A more dramatic presentation of this phenomenon is found when the changes in the Sr ratio over time, whereas the value in such rubidium-rich, strontium-poor minerals as biotite increases rapidly with time.
The rock itself gives the integrated, more gradual increase.
Dissolved strontium in the oceans today has a value of 0.709 that is dependent on the relative input from the continents and the ridges.
In the geologic past, changes in the activity of these two sources produced varying Sr ratios over time.
The samples are crushed and homogenized to produce a fine representative rock powder from which a fraction of a gram is withdrawn and dissolved in the presence of appropriate isotopic traces, or spikes.
Strontium and rubidium are extracted and loaded into the mass spectrometer, and the values appropriate to the , the data are examined to assess how well they fit the required straight line.
Because rubidium is concentrated in crustal rocks, the continents have a much higher abundance of the daughter isotope strontium-87 compared with the stable isotopes.
This relative abundance is expressed as the Sr ratio, where strontium-86 is chosen to represent the stable isotopes strontium-88, strontium-86, and strontium-84, which occur in constant proportions in natural materials.

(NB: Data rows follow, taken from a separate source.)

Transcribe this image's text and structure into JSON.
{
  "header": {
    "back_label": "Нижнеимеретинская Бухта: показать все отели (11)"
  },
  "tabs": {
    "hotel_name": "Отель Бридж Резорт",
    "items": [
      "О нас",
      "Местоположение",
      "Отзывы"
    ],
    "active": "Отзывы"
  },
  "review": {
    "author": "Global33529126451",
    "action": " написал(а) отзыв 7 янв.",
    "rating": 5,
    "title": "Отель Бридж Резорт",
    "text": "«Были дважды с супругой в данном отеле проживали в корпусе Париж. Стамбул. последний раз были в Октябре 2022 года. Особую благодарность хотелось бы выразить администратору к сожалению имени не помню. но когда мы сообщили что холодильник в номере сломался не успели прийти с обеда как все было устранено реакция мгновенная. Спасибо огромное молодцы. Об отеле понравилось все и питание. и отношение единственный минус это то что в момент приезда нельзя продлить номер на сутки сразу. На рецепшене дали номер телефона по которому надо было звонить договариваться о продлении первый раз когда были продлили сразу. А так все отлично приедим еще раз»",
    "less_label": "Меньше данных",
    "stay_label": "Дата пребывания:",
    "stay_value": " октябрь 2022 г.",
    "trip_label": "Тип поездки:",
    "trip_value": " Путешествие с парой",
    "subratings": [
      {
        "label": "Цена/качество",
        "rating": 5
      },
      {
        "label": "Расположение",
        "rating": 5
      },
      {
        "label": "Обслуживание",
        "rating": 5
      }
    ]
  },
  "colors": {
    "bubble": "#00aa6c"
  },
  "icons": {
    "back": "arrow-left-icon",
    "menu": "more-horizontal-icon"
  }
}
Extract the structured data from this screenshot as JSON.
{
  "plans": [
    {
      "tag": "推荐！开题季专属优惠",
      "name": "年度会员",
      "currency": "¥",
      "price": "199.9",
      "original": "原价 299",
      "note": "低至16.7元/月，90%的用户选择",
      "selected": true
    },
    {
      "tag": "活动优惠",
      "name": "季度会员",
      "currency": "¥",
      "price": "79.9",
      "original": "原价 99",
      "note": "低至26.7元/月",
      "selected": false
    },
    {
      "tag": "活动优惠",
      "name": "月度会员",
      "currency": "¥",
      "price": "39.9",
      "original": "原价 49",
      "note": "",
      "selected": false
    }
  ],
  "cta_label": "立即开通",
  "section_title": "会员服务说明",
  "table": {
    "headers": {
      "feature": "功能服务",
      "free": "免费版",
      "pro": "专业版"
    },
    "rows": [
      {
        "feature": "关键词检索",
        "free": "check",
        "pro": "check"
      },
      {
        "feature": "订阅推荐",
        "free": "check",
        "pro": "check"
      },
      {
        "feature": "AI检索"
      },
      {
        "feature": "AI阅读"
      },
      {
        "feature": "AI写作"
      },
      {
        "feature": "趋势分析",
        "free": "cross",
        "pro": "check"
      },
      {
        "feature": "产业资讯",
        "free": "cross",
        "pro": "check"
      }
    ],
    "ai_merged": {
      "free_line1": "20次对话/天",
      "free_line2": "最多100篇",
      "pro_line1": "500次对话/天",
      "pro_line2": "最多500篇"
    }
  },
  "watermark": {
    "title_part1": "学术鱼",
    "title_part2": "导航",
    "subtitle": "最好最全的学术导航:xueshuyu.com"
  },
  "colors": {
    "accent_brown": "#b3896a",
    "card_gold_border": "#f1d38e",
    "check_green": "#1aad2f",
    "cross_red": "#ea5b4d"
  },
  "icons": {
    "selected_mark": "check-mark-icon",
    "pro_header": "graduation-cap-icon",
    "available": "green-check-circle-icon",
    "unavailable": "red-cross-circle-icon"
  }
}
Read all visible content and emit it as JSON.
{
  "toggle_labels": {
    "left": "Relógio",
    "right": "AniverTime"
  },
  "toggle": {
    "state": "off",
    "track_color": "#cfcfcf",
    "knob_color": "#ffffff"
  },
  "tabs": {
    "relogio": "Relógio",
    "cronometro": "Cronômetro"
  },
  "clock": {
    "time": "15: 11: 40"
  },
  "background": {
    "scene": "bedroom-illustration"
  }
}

If cooling is very slow, the minerals with the lowest blocking temperature, such as biotite mica, will fall below the upper end of the line.Sr) was the first widely used dating system that utilized the isochron method.Rubidium is a relatively abundant trace element in Earth’s crust and can be found in many common rock-forming minerals in which it substitutes for the major element potassium.In contrast, Earth’s most abundant lava rocks, which represent the mantle and make up the major oceanic ridges, have values between 0.703 and 0.705.This difference may appear small, but, considering that modern instruments can make the determination to a few parts in 70,000, it is quite significant.